Over the last week a few things have happened. To begin with I was watching a riding clinic with a friend of mine, and we were discussing horses, training, and competing in the break. She commented that she was no longer sure exactly what direction her riding was taking her.
After a stormy few years she has had some bad experiences, among these were trainers that she had trusted to help her with her horses, her trust was not justified and her horses have suffered, which she blames herself for, even though the results were not her fault. If you ask credible trainers to help you with your horse then you don’t expect your horses to be ruined or your requests to be ignored.
It is often impossible to know exactly what ethics some trainers and professionals actually have. There is no overall body to uphold values, so even if you have a very bad experience there really is nowhere to go.
As far as our own riding careers go it is pretty important to question ourselves throughout our lives, it helps us to evolve and it shows our ongoing commitments to the horses that we love.
This unfortunately doesn’t happen with all riders; while feeling nostalgic about Prince’s death I was searching for a clip on YouTube featuring one of his songs, and what popped up was a clip of a professional rider doing a ridden demo in the presence of the public complete with draw reins. My question is why? What is good, or ethical about showing a horse to the public which is behind the bit and disengaged? As far as I know this is why draw reins are used. What happened to developing strength and suppleness in the horse? Why has that rider not valued the horse he was riding more? This comes full circle to my friends worry and consternation regarding her feelings on what is going on within the horse world.
So why do we ride? What are we aiming for when we are schooling and working our horses? I have lost count of the times someone has guiltily confessed to me that they felt they were “wasting” their horse.
The conversation generally goes something like this….
“I bought Horatio to compete, he has really good showjumping bloodlines and now I am unable to compete and I feel that the work I am doing with him just isn’t enough. I am wasting him!”
My question in return is always-are you enjoying him? Are you happy riding him? If the answer is yes to both questions then it is a no brainer-it doesn’t matter! The horse may have good bloodlines but that doesn’t necessarily make him a top level showjumper, and does the horse care? I can assure you he does not!
So how should we ride and train our horses?
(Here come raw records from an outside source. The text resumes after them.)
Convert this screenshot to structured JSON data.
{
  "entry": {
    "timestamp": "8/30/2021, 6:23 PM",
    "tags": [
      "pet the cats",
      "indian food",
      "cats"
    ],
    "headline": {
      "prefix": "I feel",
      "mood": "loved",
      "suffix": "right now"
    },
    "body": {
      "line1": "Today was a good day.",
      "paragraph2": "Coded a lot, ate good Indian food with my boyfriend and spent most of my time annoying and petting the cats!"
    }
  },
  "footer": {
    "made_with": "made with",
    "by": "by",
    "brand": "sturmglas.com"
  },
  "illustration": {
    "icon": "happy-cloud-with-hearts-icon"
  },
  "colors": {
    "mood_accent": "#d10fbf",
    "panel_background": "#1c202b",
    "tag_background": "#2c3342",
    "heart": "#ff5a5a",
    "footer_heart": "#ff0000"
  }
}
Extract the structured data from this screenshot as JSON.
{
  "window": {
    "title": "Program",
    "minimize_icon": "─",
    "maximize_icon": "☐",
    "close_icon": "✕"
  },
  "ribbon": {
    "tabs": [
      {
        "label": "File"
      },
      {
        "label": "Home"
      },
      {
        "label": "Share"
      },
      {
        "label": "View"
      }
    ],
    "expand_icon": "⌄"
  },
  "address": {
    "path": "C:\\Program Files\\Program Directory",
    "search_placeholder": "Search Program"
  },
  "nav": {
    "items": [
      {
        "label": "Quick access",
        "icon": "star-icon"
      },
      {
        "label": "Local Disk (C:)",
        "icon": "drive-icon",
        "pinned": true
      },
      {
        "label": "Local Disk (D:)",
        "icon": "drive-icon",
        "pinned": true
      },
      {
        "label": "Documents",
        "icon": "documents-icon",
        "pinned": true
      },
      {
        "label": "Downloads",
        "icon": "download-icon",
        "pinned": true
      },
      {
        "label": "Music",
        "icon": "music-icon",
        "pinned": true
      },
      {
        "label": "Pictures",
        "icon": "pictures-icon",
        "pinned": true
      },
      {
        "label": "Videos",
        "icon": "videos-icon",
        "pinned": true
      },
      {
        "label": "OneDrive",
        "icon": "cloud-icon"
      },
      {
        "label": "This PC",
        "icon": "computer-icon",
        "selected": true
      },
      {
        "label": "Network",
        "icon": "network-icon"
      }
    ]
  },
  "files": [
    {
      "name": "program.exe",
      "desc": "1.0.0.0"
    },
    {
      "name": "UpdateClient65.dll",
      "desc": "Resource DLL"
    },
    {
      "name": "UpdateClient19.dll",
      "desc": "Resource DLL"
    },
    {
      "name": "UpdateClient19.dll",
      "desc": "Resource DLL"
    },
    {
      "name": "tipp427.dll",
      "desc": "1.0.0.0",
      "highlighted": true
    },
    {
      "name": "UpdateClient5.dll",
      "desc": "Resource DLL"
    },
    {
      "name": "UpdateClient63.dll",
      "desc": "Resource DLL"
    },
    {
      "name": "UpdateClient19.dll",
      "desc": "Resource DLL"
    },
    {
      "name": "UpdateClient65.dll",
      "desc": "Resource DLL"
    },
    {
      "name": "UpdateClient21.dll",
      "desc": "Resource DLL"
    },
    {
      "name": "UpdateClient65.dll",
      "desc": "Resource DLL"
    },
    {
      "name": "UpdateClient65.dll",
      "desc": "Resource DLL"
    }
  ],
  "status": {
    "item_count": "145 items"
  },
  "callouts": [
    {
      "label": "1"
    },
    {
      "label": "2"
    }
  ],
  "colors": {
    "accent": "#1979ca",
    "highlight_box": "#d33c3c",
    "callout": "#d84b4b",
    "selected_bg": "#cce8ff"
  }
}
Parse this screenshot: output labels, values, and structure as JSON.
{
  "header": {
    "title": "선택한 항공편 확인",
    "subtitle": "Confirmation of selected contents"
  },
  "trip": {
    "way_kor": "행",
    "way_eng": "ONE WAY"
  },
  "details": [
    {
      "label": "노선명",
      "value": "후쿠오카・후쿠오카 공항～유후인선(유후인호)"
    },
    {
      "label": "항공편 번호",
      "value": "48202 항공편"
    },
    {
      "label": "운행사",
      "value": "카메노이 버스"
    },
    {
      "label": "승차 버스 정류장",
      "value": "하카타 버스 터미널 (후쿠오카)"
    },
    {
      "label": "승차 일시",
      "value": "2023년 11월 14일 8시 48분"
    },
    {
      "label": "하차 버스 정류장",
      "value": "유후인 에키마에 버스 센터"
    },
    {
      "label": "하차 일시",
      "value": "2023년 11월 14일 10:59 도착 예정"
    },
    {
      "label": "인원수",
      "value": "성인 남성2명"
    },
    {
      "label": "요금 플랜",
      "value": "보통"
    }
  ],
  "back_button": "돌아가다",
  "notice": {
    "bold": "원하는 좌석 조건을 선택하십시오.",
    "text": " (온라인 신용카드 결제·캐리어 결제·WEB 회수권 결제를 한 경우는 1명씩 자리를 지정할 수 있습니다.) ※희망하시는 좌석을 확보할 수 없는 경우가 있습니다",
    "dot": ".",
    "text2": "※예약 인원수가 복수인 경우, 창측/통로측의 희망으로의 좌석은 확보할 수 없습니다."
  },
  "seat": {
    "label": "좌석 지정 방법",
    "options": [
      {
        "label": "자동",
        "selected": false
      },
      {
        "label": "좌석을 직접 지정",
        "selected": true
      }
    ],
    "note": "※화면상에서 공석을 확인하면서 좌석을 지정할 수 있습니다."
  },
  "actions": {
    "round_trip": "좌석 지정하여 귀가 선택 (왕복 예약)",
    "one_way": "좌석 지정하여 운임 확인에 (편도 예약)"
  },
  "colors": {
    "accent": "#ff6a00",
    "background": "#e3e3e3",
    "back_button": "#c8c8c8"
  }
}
Firstly I would like to return to the word “teach” I am beginning to be very bored with the word train, and secondly we ride to become better riders. We are often told by “trainers” that we have to repeat and repeat exercises until our horses perform things perfectly. This is not the right mindset. It is unbelievably difficult for our horses to reach what we would think of as improvement, and it is unbelievably difficult for them to become perfect at performing exercises if their balance is being compromised by us. If we are out of balance, or the timing of our aids is inconsistent, then how can they possibly get things right? It is us, the riders that need constant reflection, education and improvement.
Instead of aiming towards glory and competition we need to think in terms of making sure our aiding is precise, working on how well we ride around corners and turns and the journey should be more valued. Time and teaching are everything in riding, and one very subtle correction from us can produce amazing results and clarification in our horses minds.
Ask your horse for one step into a difficult exercise and then give him a break, then return and ask once more and then go away and do something else. Work his body and his mind with care, and by all means challenge yourself-we should in fact do this regularly,but we should take care with our horses.
Just as a finishing paragraph I have just started learning to dance, I like learning new things, I think I owe it to my students as I am constantly teaching, and I think it is important to keep in touch with remembering just how difficult it is to learn new things.
When you dance you have to learn to follow another persons movements, you have to learn to synchronise and stay in balance and in rhythm-if you have never properly danced with someone else, please try it. It is very very difficult, and you need to trust the person you are dancing with and be able to think clearly.
The one thing that has really stuck in my mind is that our horses have to do that everyone time we get on them. They are not mind readers, whatever we think, and neither are they being difficult when they can’t stay balanced, they are just trying to synchronise with the rider with no prior knowledge of what we are about to ask…..if we DON’T aid them correctly.
So before you get onto your horse tomorrow, give him a bit of credit and start with your mind in the right place and teach and help your horse.